I undertook my undergraduate degree, ESRC-funded doctorate and Junior Research Fellowship at the University of Cambridge. Since moving to Nottingham my research has been funded by a Philip Leverhulme Prize, a British Academy Mid-Career Fellowship, and an AHRC Research Grant. I have taken up visiting research fellowships at Queen Mary, London, the State University of Rio De Janeiro, Brazil, and the Jawaharlal Nehru Institute of Advanced Study at JNU, New Delhi.
I teach across a range of modules concentrating on cultural, historical and critical geography:
GEOG1003 Exploring Human Geography
GEOG2017 Cultural and Historical Geography (convenor)
GEOG2034 Urban Geography
GEOG3017 Geographies of Violence
The summer of 2015 saw the launch of a major AHRC funded project. Running for five years, "Conferencing the International: a cultural and historical geography of the origins of internationalism… read more
The summer of 2015 saw the launch of a major AHRC funded project.
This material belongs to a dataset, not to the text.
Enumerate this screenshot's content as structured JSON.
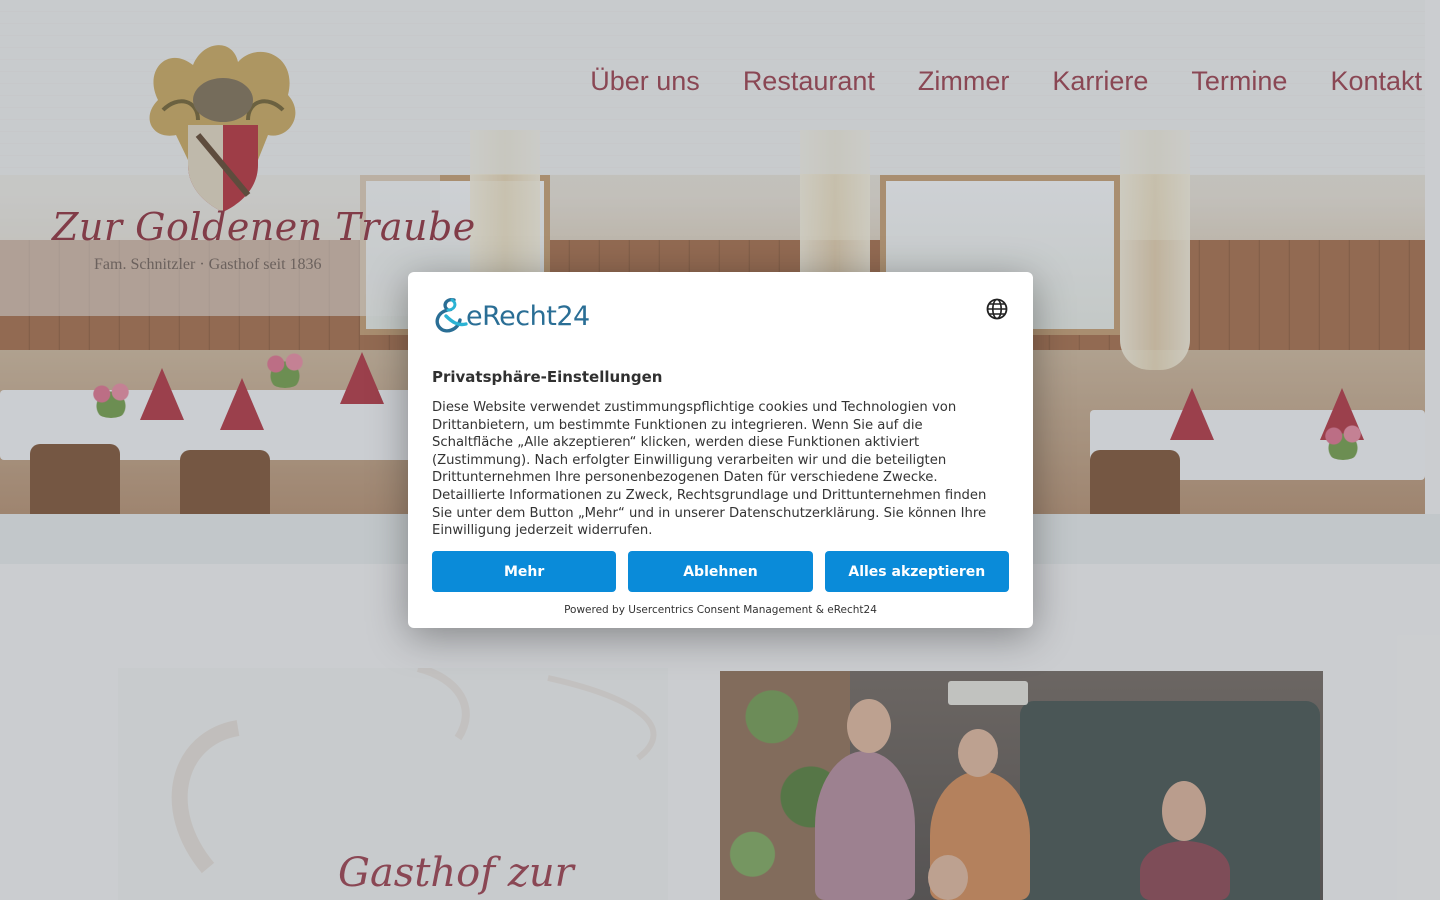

Running for five years, "Conferencing the International: a cultural and historical geography of the origins of internationalism (1919-1939)" studies liberal, radical and imperial forms of internationalism as manifested in their conference spaces in the years between the wars. Work is continuing on the outputs from this project. See the project home page, permanent "Spaces of Internationalism" exhibition, and website resources concerning the Indian Round Table Conference.
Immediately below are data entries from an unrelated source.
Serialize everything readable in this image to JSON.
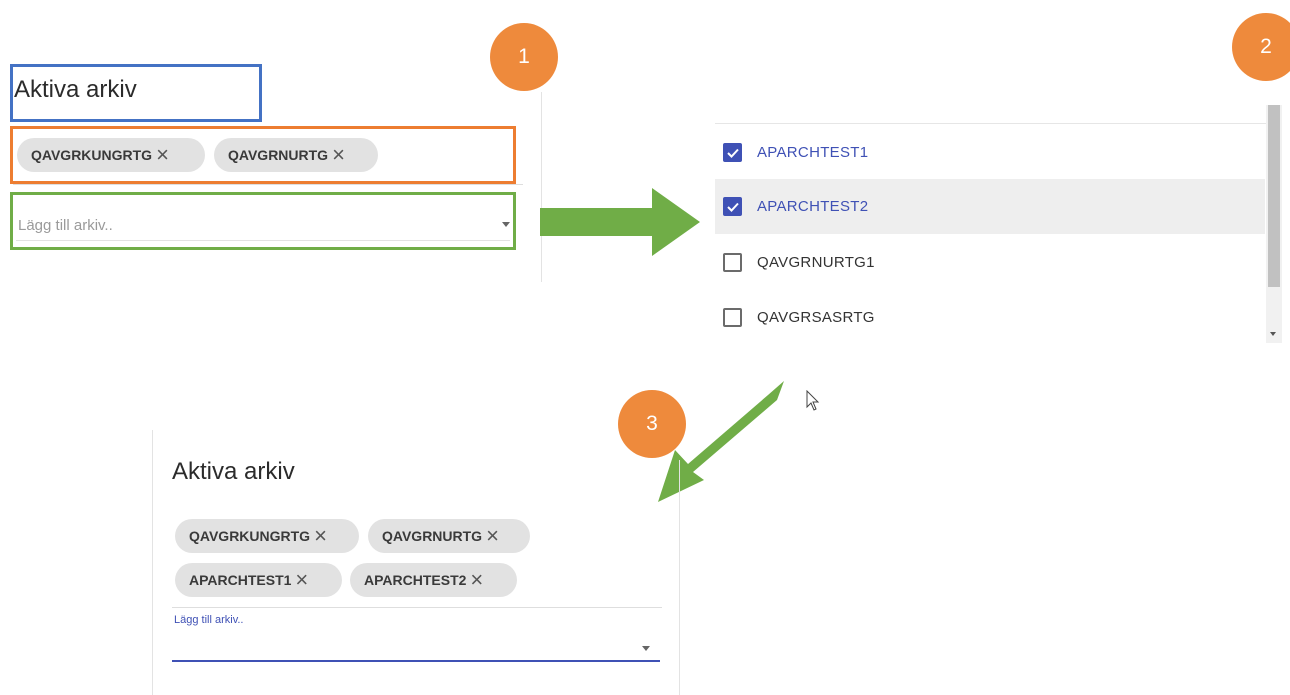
{
  "steps": [
    "1",
    "2",
    "3"
  ],
  "before": {
    "title": "Aktiva arkiv",
    "chips": [
      "QAVGRKUNGRTG",
      "QAVGRNURTG"
    ],
    "placeholder": "Lägg till arkiv.."
  },
  "dropdown": {
    "options": [
      {
        "label": "APARCHTEST1",
        "checked": true
      },
      {
        "label": "APARCHTEST2",
        "checked": true
      },
      {
        "label": "QAVGRNURTG1",
        "checked": false
      },
      {
        "label": "QAVGRSASRTG",
        "checked": false
      }
    ]
  },
  "after": {
    "title": "Aktiva arkiv",
    "chips_row1": [
      "QAVGRKUNGRTG",
      "QAVGRNURTG"
    ],
    "chips_row2": [
      "APARCHTEST1",
      "APARCHTEST2"
    ],
    "floating_label": "Lägg till arkiv.."
  },
  "colors": {
    "badge": "#ee8a3c",
    "arrow": "#70ad47",
    "title_box": "#4472c4",
    "chips_box": "#ed7d31",
    "input_box": "#70ad47",
    "accent": "#3f51b5"
  }
}
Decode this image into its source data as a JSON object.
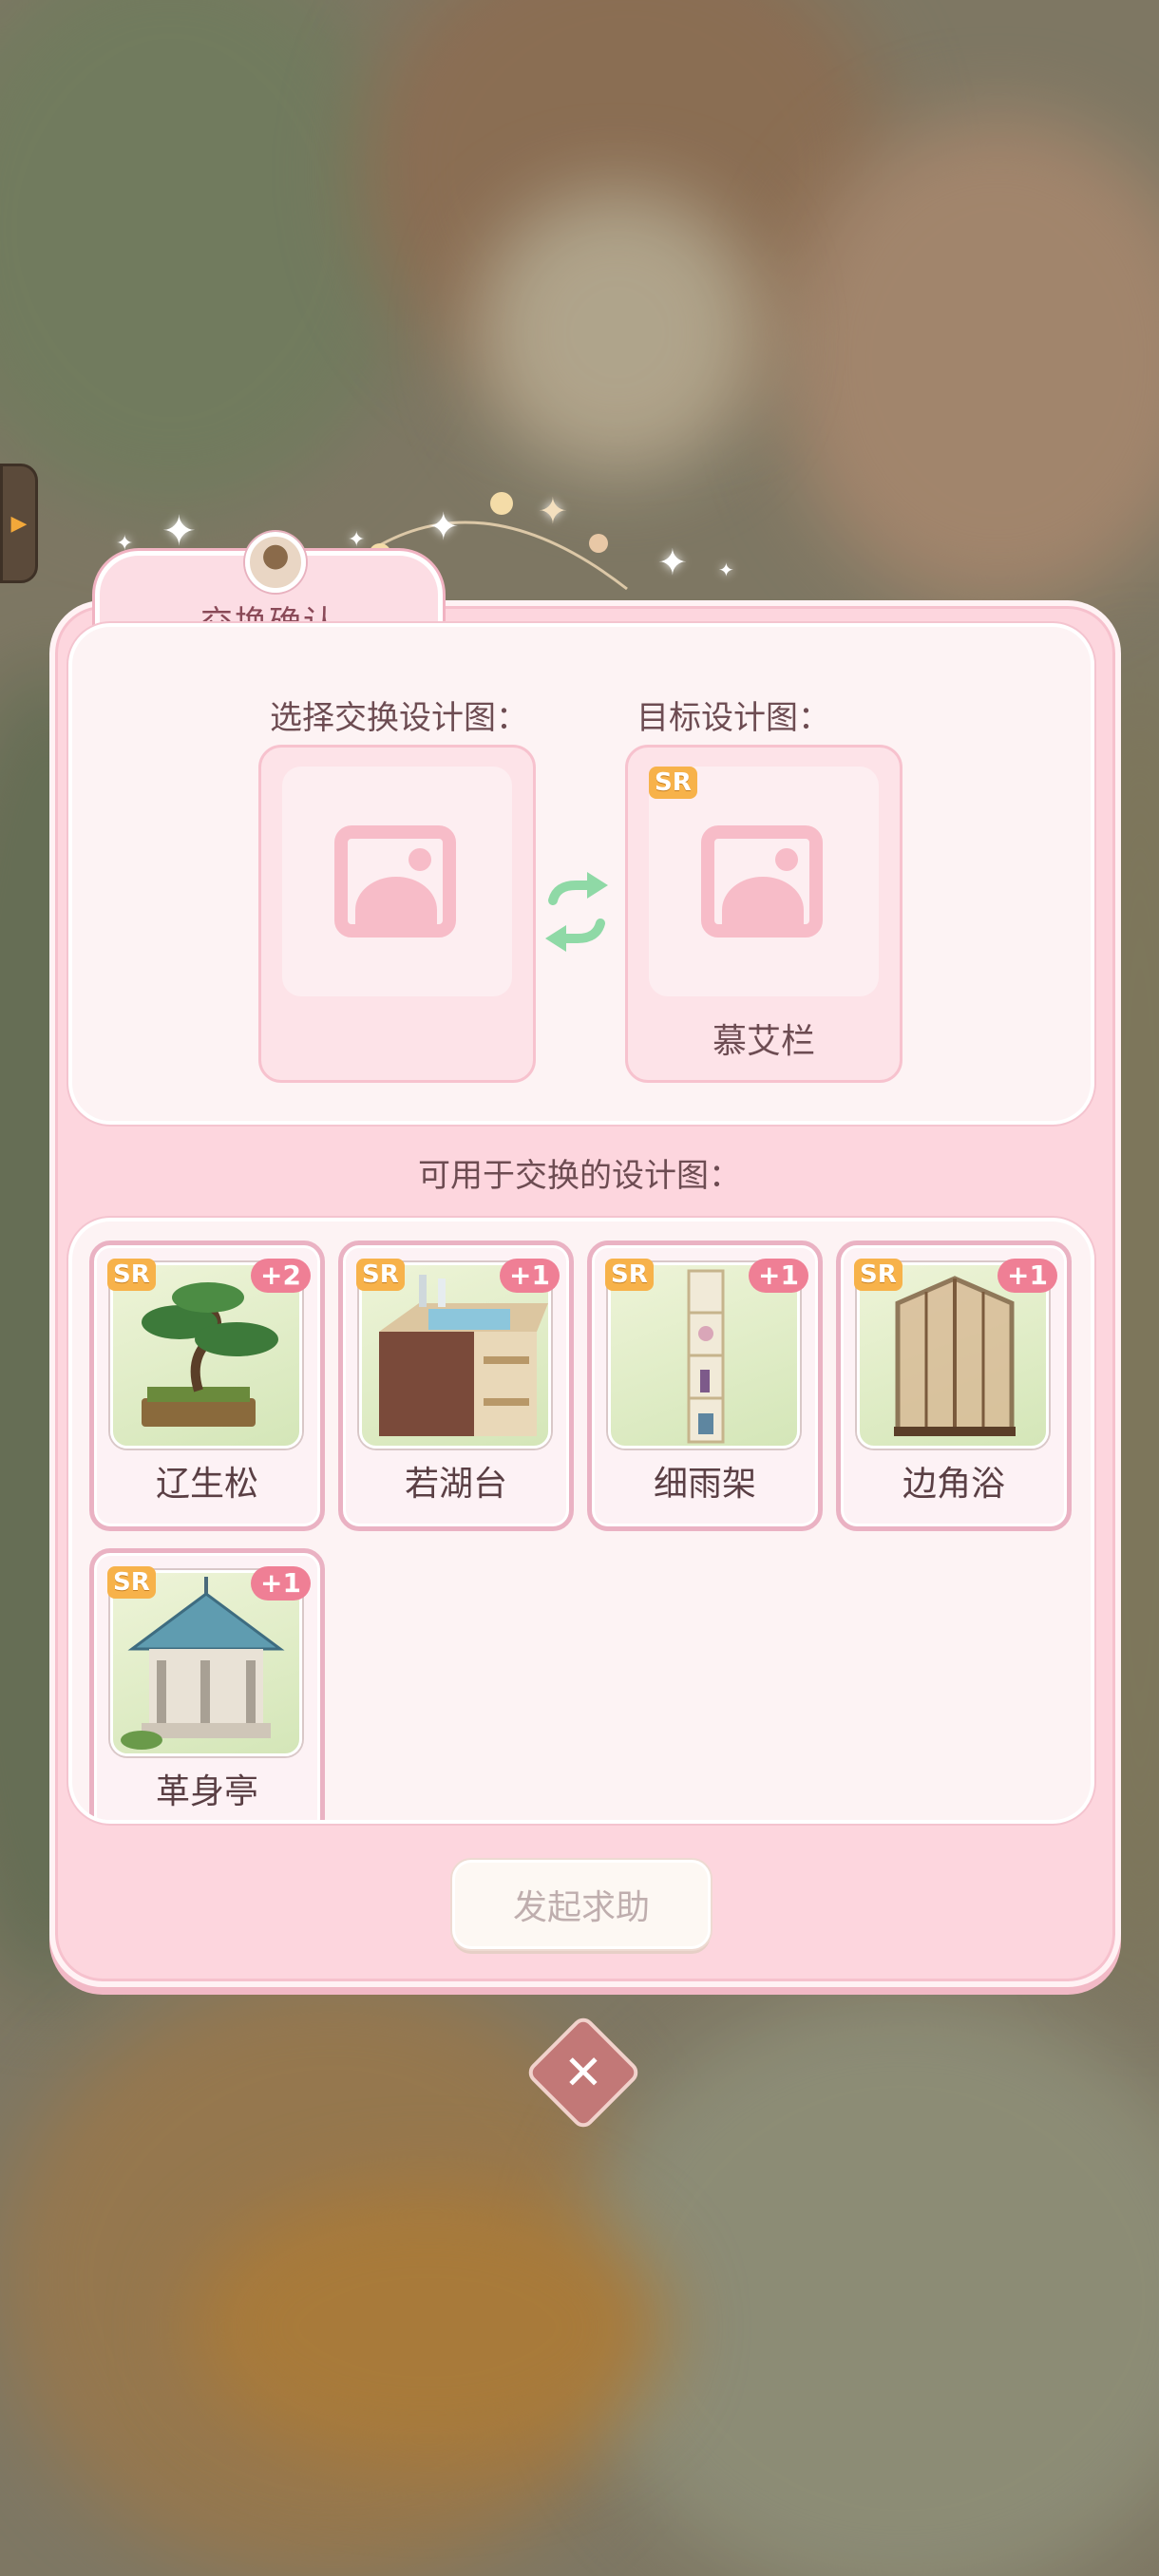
{
  "dialog": {
    "title": "交换确认",
    "select_label": "选择交换设计图：",
    "target_label": "目标设计图：",
    "target_rarity": "SR",
    "target_name": "慕艾栏",
    "available_label": "可用于交换的设计图：",
    "help_button": "发起求助"
  },
  "items": [
    {
      "rarity": "SR",
      "count": "+2",
      "name": "辽生松"
    },
    {
      "rarity": "SR",
      "count": "+1",
      "name": "若湖台"
    },
    {
      "rarity": "SR",
      "count": "+1",
      "name": "细雨架"
    },
    {
      "rarity": "SR",
      "count": "+1",
      "name": "边角浴"
    },
    {
      "rarity": "SR",
      "count": "+1",
      "name": "革身亭"
    }
  ],
  "icons": {
    "placeholder": "image-placeholder-icon",
    "swap": "swap-arrows-icon",
    "close": "close-icon",
    "side": "side-expand-icon"
  },
  "colors": {
    "panel": "#fdd6de",
    "rarity_badge": "#f7b24a",
    "count_badge": "#ef7f95",
    "swap_arrows": "#8fd9a6"
  }
}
I am keen to supervise PhD students on the following topics
- Colonial urbanism, especially in South Asia
- Anti-Colonial Nationalism and its geographical expressions
- The geographies of sexuality, in contemporary and historical settings
- The historical geographies of constitutionalism
- Interwar internationalism and its spaces of expression and experience
- Applications of governmentality theory and postcolonial studies to geographical case studies and approaches
My past research has used Michel Foucault's recently translated governmentality lectures to analyse the landscapes of colonial ordering in interwar Delhi. These studies examined the spatial politics of Delhi as capital of the British Raj. Residential segregation, policing, and urban improvement were studied as ways of exploring the nature of colonial urban rule in Spaces of Colonialism: Delhi's Urban Governmentalities (2007). Further papers explored the biographies of British reformers, a comparison of planning ideologies, the postcolonial legacies of colonial governmentalities, and the translatability of Foucault's work to South Asia. These were followed by a project based around the writings of Carl Schmitt, focused on an edited book entitledSpatiality, Sovereignty and Carl Schmitt: Geographies of the Nomos: (2011). The chapters consider Schmitt's 1950 work The Nomos of the Earth, which explored the role of law in appropriating, producing and distributing space.
In September 2014 I published Prostitution and the Ends of Empire: Scale, Governmentalities and Interwar India (Duke University Press). This consists of a multi-scalar analysis of the regulation of prostitution in India between the wars. it combines detailed case studies of Delhi, national legislation, the campaign of the Associations for Moral and Social Hygiene, and the influence of the League of Nations. Its aim is to explain the shift from policies favouring the segregation of brothels and prostitutes to the advocacy of suppressing brothels in the hope of reducing traffic in women and children.
My future research will focus on anti-colonial social and political movements in interwar Delhi. It will complement my earlier work on the Indian National Congress party in the city with comparative studies of different political geographies of the city. These will consider more fully the impact of the Muslim League, Communist and Trade Union organisations, student groupings, and Hindu Nationalists. Other ongoing research interests address south Asian governmentalities, subaltern theory and the scalar sovereignty of constitutional reform in interwar India.